I’ll confess that it took me longer than it possibly should have to get into this one, but I put that mostly down to the fact I’d forgotten a lot about the original. Thankfully, the first few chapters are fairly heavy on recapping, filling in gaps about previous events and giving explanations as to why certain characters are supposed to be important. Although I’m not in any way a Narnia fan, it’s even clearer here than before that Fillory is just Grossman’s take on the subject, inventing as he does a world where magic is not only possible, but runs through the entire place. As one of the characters says, there is magic on Earth, but Fillory is magic.

It’s also full of references to pop culture, and in particular Harry Potter. Last time, Grossman mentioned Hermione and Quidditch, and this time Hagrid gets a mention. It’s logical – these characters probably did read Harry Potter, and as magical references go, most people are going to get these ones. This is sort of a Harry Potter for adults – one in which magic is real, but everyone is still very concerned with sex and alcohol.

The characters are fairly well constructed, although I think I’d find any of them a bit boring to go for dinner with. Julia is interesting, and her backstory is explored in wonderful, painful detail, making you feel sorry for all she has had to go through. There are heavy moments of exposition, but it never feels particularly laboured. Some scenes don’t get nearly enough time to play with. For example, minor antagonist of the first book, Penny, shows up in the Neitherlands (the space in between universes) to throw some backstory at Quentin and Poppy, but he’s gone again fairly quickly with little fanfare. Also, there is a wonderful scene with a dragon, but it could really have done with a little more time.

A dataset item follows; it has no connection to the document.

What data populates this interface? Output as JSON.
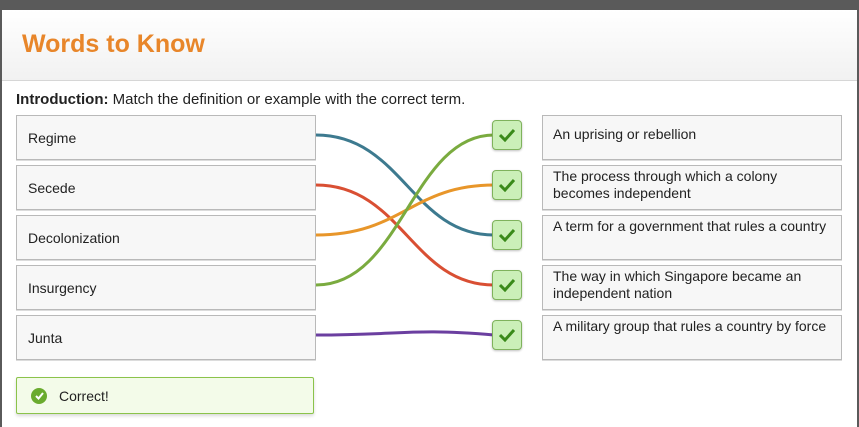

All told, it definitely reads like the middle novel in a trilogy, but not one that makes me feel like the third book will be a chore. It’s hilarious, and the magic works so seamlessly. People’s reaction to magic and Fillory is exactly what you’d expect from reality. Most people wouldn’t just accept it, there’s got to be a few double takes and moments of denial. It ends in a manner that is frustrating, but then again so perfect, and I for one am now going to be desperately looking forward to the series conclusion.